NewsNational NewsScripps News

Actions

Human infections from rat urine increasing in New York City

A disease that can be transmitted to people through rat urine — human leptospirosis — saw its highest number of cases in NYC in 2023.
Human infections from rat urine increasing in New York City
Posted at 9:52 AM, Apr 18, 2024

Human infections from rat urine are on the rise in New York City. 

The NYC Department of Health and Mental Hygiene issued a health advisory, saying there were 24 reported cases of human leptospirosis in the city in 2023 — which is the highest number in a single year. 

Human leptospirosis is a zoonotic disease caused by bacteria of the genus Leptospira, according to NYC’s health department. The health department says infected animals — like rats — excrete the bacteria through their urine, which can survive in warm, moist environments for weeks. The disease can be transmitted to people coming in direct contact with the urine — or urine-contaminated soil, water or food. 

So far in 2024, there have been six reported cases of human leptospirosis. 

The average number of cases per year in NYC was about 15 between 2021 and 2023. Before that, the average was three cases per year for the period between 2001 and 2020, demonstrating a significant shift. 

Symptoms of human leptospirosis include high fever, headache, chills, aches, vomiting, jaundice, diarrhea, stomach pain and rash, according to the Centers for Disease Control and Prevention

Many of the symptoms may be mistaken for something else. 

Leptospirosis may occur in two phases, where a person with symptoms such as a headache, chills and fever may recover and then become ill again, the CDC says. If the person does become sick again, the second phase is usually more severe, where they may develop kidney or liver failure, or meningitis.  

Illness can last from a few days to three weeks. But if left untreated, recovery could take months. 

The disease is treated with antibiotics. 

Should a person develop leptospirosis in NYC, they must report it to the city's health department, per the city’s health code.

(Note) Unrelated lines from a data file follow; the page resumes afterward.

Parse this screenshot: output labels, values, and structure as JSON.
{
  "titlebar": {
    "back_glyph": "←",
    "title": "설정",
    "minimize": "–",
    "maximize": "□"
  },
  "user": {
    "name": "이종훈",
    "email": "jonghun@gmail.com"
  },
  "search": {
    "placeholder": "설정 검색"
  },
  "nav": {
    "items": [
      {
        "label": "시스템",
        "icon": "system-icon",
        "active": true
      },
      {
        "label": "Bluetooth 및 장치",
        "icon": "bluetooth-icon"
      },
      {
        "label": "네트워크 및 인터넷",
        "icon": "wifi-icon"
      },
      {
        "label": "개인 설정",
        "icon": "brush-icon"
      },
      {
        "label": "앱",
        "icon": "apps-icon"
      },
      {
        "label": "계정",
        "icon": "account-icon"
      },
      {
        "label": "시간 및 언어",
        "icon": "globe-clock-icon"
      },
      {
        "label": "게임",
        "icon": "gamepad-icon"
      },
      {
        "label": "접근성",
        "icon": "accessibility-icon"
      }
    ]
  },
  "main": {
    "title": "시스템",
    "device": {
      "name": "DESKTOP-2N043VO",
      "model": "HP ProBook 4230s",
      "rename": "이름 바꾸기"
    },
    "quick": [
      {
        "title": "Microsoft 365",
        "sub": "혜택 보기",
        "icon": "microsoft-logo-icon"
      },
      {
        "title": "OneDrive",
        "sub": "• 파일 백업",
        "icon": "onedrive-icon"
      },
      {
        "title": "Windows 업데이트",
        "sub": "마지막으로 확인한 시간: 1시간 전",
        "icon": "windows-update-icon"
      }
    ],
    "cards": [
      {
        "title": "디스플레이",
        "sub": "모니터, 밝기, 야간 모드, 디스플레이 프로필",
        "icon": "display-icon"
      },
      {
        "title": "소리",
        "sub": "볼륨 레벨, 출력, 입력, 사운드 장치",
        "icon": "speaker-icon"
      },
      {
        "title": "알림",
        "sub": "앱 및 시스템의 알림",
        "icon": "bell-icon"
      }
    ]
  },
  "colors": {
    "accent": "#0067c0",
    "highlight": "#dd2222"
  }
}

Notably, these infections can happen anywhere, and from species other than rats.


Trending stories at Scrippsnews.com